_Assigned task_
Present the count of lines in the entries below that hold "rectangle", and present nothing else.

(Dataset entries)
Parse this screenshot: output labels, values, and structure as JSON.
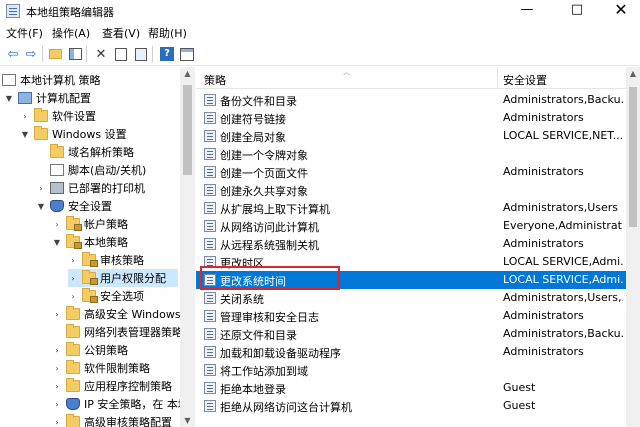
{
  "window": {
    "title": "本地组策略编辑器",
    "minimize": "—",
    "maximize": "□",
    "close": "✕"
  },
  "menu": [
    "文件(F)",
    "操作(A)",
    "查看(V)",
    "帮助(H)"
  ],
  "toolbar_icons": [
    "back-icon",
    "forward-icon",
    "up-folder-icon",
    "show-tree-icon",
    "delete-icon",
    "properties-icon",
    "export-icon",
    "help-icon",
    "console-icon"
  ],
  "tree": [
    {
      "label": "本地计算机 策略",
      "icon": "policy-icon",
      "expander": ""
    },
    {
      "label": "计算机配置",
      "icon": "computer-icon",
      "expander": "▼"
    },
    {
      "label": "软件设置",
      "icon": "folder-icon",
      "expander": "›"
    },
    {
      "label": "Windows 设置",
      "icon": "folder-icon",
      "expander": "▼"
    },
    {
      "label": "域名解析策略",
      "icon": "folder-icon",
      "expander": ""
    },
    {
      "label": "脚本(启动/关机)",
      "icon": "script-icon",
      "expander": ""
    },
    {
      "label": "已部署的打印机",
      "icon": "printer-icon",
      "expander": "›"
    },
    {
      "label": "安全设置",
      "icon": "shield-icon",
      "expander": "▼"
    },
    {
      "label": "帐户策略",
      "icon": "folder-lock-icon",
      "expander": "›"
    },
    {
      "label": "本地策略",
      "icon": "folder-lock-icon",
      "expander": "▼"
    },
    {
      "label": "审核策略",
      "icon": "folder-lock-icon",
      "expander": "›"
    },
    {
      "label": "用户权限分配",
      "icon": "folder-lock-icon",
      "expander": "›"
    },
    {
      "label": "安全选项",
      "icon": "folder-lock-icon",
      "expander": "›"
    },
    {
      "label": "高级安全 Windows",
      "icon": "folder-icon",
      "expander": "›"
    },
    {
      "label": "网络列表管理器策略",
      "icon": "folder-icon",
      "expander": ""
    },
    {
      "label": "公钥策略",
      "icon": "folder-icon",
      "expander": "›"
    },
    {
      "label": "软件限制策略",
      "icon": "folder-icon",
      "expander": "›"
    },
    {
      "label": "应用程序控制策略",
      "icon": "folder-icon",
      "expander": "›"
    },
    {
      "label": "IP 安全策略，在 本地",
      "icon": "shield-icon",
      "expander": "›"
    },
    {
      "label": "高级审核策略配置",
      "icon": "folder-icon",
      "expander": "›"
    }
  ],
  "list": {
    "columns": [
      "策略",
      "安全设置"
    ],
    "rows": [
      {
        "name": "备份文件和目录",
        "value": "Administrators,Backu..."
      },
      {
        "name": "创建符号链接",
        "value": "Administrators"
      },
      {
        "name": "创建全局对象",
        "value": "LOCAL SERVICE,NET..."
      },
      {
        "name": "创建一个令牌对象",
        "value": ""
      },
      {
        "name": "创建一个页面文件",
        "value": "Administrators"
      },
      {
        "name": "创建永久共享对象",
        "value": ""
      },
      {
        "name": "从扩展坞上取下计算机",
        "value": "Administrators,Users"
      },
      {
        "name": "从网络访问此计算机",
        "value": "Everyone,Administrat..."
      },
      {
        "name": "从远程系统强制关机",
        "value": "Administrators"
      },
      {
        "name": "更改时区",
        "value": "LOCAL SERVICE,Admi..."
      },
      {
        "name": "更改系统时间",
        "value": "LOCAL SERVICE,Admi..."
      },
      {
        "name": "关闭系统",
        "value": "Administrators,Users,..."
      },
      {
        "name": "管理审核和安全日志",
        "value": "Administrators"
      },
      {
        "name": "还原文件和目录",
        "value": "Administrators,Backu..."
      },
      {
        "name": "加载和卸载设备驱动程序",
        "value": "Administrators"
      },
      {
        "name": "将工作站添加到域",
        "value": ""
      },
      {
        "name": "拒绝本地登录",
        "value": "Guest"
      },
      {
        "name": "拒绝从网络访问这台计算机",
        "value": "Guest"
      }
    ],
    "selected_index": 10
  },
  "colors": {
    "selection": "#0078d7",
    "highlight_box": "#e0242b",
    "tree_selection": "#cce8ff"
  }
}
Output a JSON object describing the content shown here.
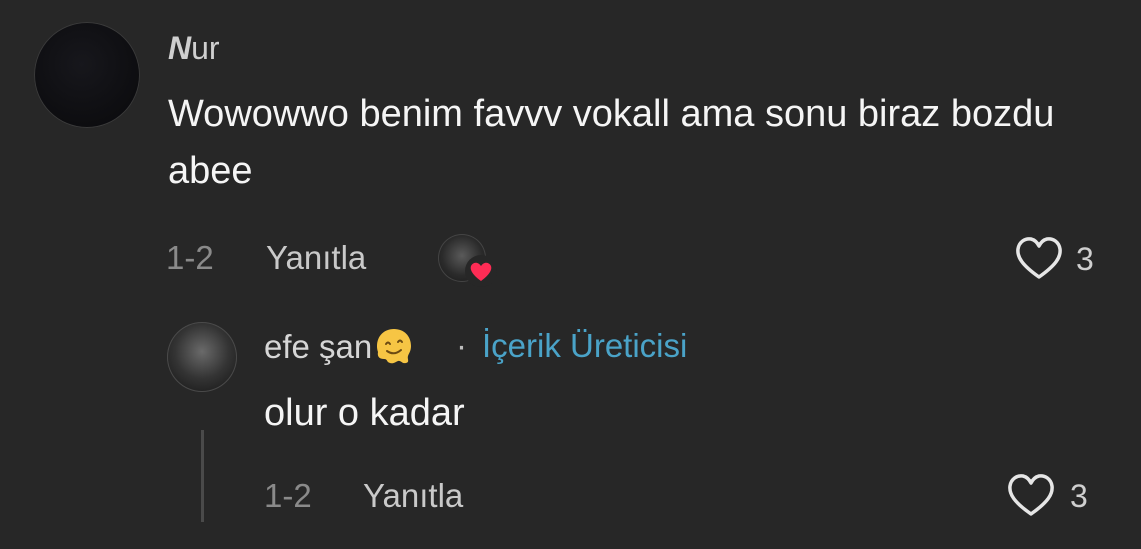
{
  "comment": {
    "username_first": "N",
    "username_rest": "ur",
    "text": "Wowowwo benim favvv vokall ama sonu biraz bozdu abee",
    "date": "1-2",
    "reply_label": "Yanıtla",
    "like_count": "3",
    "liked_by_creator": true
  },
  "reply": {
    "username": "efe şan",
    "emoji": "melting-face-emoji",
    "separator": "·",
    "creator_label": "İçerik Üreticisi",
    "text": "olur o kadar",
    "date": "1-2",
    "reply_label": "Yanıtla",
    "like_count": "3"
  },
  "colors": {
    "background": "#272727",
    "creator_tag": "#4aa3c8",
    "heart": "#fe2c55"
  }
}
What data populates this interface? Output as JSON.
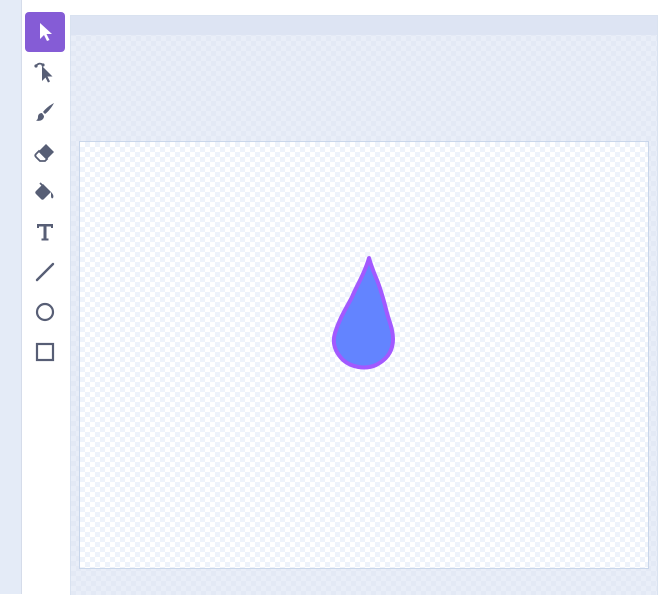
{
  "colors": {
    "accent": "#855cd6",
    "tool_icon": "#575e75",
    "selected_icon": "#ffffff",
    "drop_fill": "#6384ff",
    "drop_outline": "#a259ff"
  },
  "toolbar": {
    "tools": [
      {
        "name": "select-tool",
        "icon": "arrow-pointer-icon",
        "selected": true
      },
      {
        "name": "reshape-tool",
        "icon": "reshape-pointer-icon",
        "selected": false
      },
      {
        "name": "brush-tool",
        "icon": "brush-icon",
        "selected": false
      },
      {
        "name": "eraser-tool",
        "icon": "eraser-icon",
        "selected": false
      },
      {
        "name": "fill-tool",
        "icon": "paint-bucket-icon",
        "selected": false
      },
      {
        "name": "text-tool",
        "icon": "text-icon",
        "selected": false
      },
      {
        "name": "line-tool",
        "icon": "line-icon",
        "selected": false
      },
      {
        "name": "circle-tool",
        "icon": "circle-icon",
        "selected": false
      },
      {
        "name": "rectangle-tool",
        "icon": "rectangle-icon",
        "selected": false
      }
    ]
  },
  "canvas": {
    "shape": "water-drop"
  }
}
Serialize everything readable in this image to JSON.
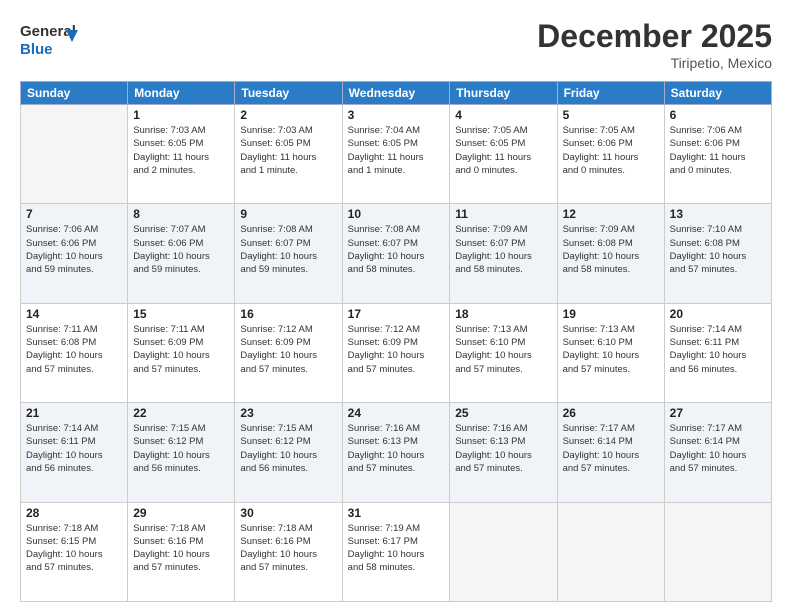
{
  "logo": {
    "line1": "General",
    "line2": "Blue"
  },
  "header": {
    "month_year": "December 2025",
    "location": "Tiripetio, Mexico"
  },
  "weekdays": [
    "Sunday",
    "Monday",
    "Tuesday",
    "Wednesday",
    "Thursday",
    "Friday",
    "Saturday"
  ],
  "weeks": [
    [
      {
        "day": "",
        "info": ""
      },
      {
        "day": "1",
        "info": "Sunrise: 7:03 AM\nSunset: 6:05 PM\nDaylight: 11 hours\nand 2 minutes."
      },
      {
        "day": "2",
        "info": "Sunrise: 7:03 AM\nSunset: 6:05 PM\nDaylight: 11 hours\nand 1 minute."
      },
      {
        "day": "3",
        "info": "Sunrise: 7:04 AM\nSunset: 6:05 PM\nDaylight: 11 hours\nand 1 minute."
      },
      {
        "day": "4",
        "info": "Sunrise: 7:05 AM\nSunset: 6:05 PM\nDaylight: 11 hours\nand 0 minutes."
      },
      {
        "day": "5",
        "info": "Sunrise: 7:05 AM\nSunset: 6:06 PM\nDaylight: 11 hours\nand 0 minutes."
      },
      {
        "day": "6",
        "info": "Sunrise: 7:06 AM\nSunset: 6:06 PM\nDaylight: 11 hours\nand 0 minutes."
      }
    ],
    [
      {
        "day": "7",
        "info": "Sunrise: 7:06 AM\nSunset: 6:06 PM\nDaylight: 10 hours\nand 59 minutes."
      },
      {
        "day": "8",
        "info": "Sunrise: 7:07 AM\nSunset: 6:06 PM\nDaylight: 10 hours\nand 59 minutes."
      },
      {
        "day": "9",
        "info": "Sunrise: 7:08 AM\nSunset: 6:07 PM\nDaylight: 10 hours\nand 59 minutes."
      },
      {
        "day": "10",
        "info": "Sunrise: 7:08 AM\nSunset: 6:07 PM\nDaylight: 10 hours\nand 58 minutes."
      },
      {
        "day": "11",
        "info": "Sunrise: 7:09 AM\nSunset: 6:07 PM\nDaylight: 10 hours\nand 58 minutes."
      },
      {
        "day": "12",
        "info": "Sunrise: 7:09 AM\nSunset: 6:08 PM\nDaylight: 10 hours\nand 58 minutes."
      },
      {
        "day": "13",
        "info": "Sunrise: 7:10 AM\nSunset: 6:08 PM\nDaylight: 10 hours\nand 57 minutes."
      }
    ],
    [
      {
        "day": "14",
        "info": "Sunrise: 7:11 AM\nSunset: 6:08 PM\nDaylight: 10 hours\nand 57 minutes."
      },
      {
        "day": "15",
        "info": "Sunrise: 7:11 AM\nSunset: 6:09 PM\nDaylight: 10 hours\nand 57 minutes."
      },
      {
        "day": "16",
        "info": "Sunrise: 7:12 AM\nSunset: 6:09 PM\nDaylight: 10 hours\nand 57 minutes."
      },
      {
        "day": "17",
        "info": "Sunrise: 7:12 AM\nSunset: 6:09 PM\nDaylight: 10 hours\nand 57 minutes."
      },
      {
        "day": "18",
        "info": "Sunrise: 7:13 AM\nSunset: 6:10 PM\nDaylight: 10 hours\nand 57 minutes."
      },
      {
        "day": "19",
        "info": "Sunrise: 7:13 AM\nSunset: 6:10 PM\nDaylight: 10 hours\nand 57 minutes."
      },
      {
        "day": "20",
        "info": "Sunrise: 7:14 AM\nSunset: 6:11 PM\nDaylight: 10 hours\nand 56 minutes."
      }
    ],
    [
      {
        "day": "21",
        "info": "Sunrise: 7:14 AM\nSunset: 6:11 PM\nDaylight: 10 hours\nand 56 minutes."
      },
      {
        "day": "22",
        "info": "Sunrise: 7:15 AM\nSunset: 6:12 PM\nDaylight: 10 hours\nand 56 minutes."
      },
      {
        "day": "23",
        "info": "Sunrise: 7:15 AM\nSunset: 6:12 PM\nDaylight: 10 hours\nand 56 minutes."
      },
      {
        "day": "24",
        "info": "Sunrise: 7:16 AM\nSunset: 6:13 PM\nDaylight: 10 hours\nand 57 minutes."
      },
      {
        "day": "25",
        "info": "Sunrise: 7:16 AM\nSunset: 6:13 PM\nDaylight: 10 hours\nand 57 minutes."
      },
      {
        "day": "26",
        "info": "Sunrise: 7:17 AM\nSunset: 6:14 PM\nDaylight: 10 hours\nand 57 minutes."
      },
      {
        "day": "27",
        "info": "Sunrise: 7:17 AM\nSunset: 6:14 PM\nDaylight: 10 hours\nand 57 minutes."
      }
    ],
    [
      {
        "day": "28",
        "info": "Sunrise: 7:18 AM\nSunset: 6:15 PM\nDaylight: 10 hours\nand 57 minutes."
      },
      {
        "day": "29",
        "info": "Sunrise: 7:18 AM\nSunset: 6:16 PM\nDaylight: 10 hours\nand 57 minutes."
      },
      {
        "day": "30",
        "info": "Sunrise: 7:18 AM\nSunset: 6:16 PM\nDaylight: 10 hours\nand 57 minutes."
      },
      {
        "day": "31",
        "info": "Sunrise: 7:19 AM\nSunset: 6:17 PM\nDaylight: 10 hours\nand 58 minutes."
      },
      {
        "day": "",
        "info": ""
      },
      {
        "day": "",
        "info": ""
      },
      {
        "day": "",
        "info": ""
      }
    ]
  ]
}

_Output of the task_
2